> **Exercise description**: Which lines of the entries below include "shortcut"? List them all.

Items from an interface collection
+ + + + + + +

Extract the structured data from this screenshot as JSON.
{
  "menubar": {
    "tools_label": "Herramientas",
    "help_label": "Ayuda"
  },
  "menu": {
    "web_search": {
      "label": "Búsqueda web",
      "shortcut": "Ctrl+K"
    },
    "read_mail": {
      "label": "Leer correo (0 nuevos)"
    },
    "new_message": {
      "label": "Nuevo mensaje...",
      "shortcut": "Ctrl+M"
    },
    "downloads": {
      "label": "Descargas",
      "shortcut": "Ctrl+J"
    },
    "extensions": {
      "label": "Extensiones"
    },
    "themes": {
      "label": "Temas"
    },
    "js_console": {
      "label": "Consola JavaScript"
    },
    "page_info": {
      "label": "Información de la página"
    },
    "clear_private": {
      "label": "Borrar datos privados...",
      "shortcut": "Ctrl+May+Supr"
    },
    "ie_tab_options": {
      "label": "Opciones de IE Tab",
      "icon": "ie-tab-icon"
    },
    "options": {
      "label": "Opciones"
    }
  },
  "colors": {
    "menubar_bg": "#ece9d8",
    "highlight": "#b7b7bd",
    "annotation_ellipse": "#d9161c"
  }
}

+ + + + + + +

> **Solution**:
      "shortcut": "Ctrl+K"
      "shortcut": "Ctrl+M"
      "shortcut": "Ctrl+J"
      "shortcut": "Ctrl+May+Supr"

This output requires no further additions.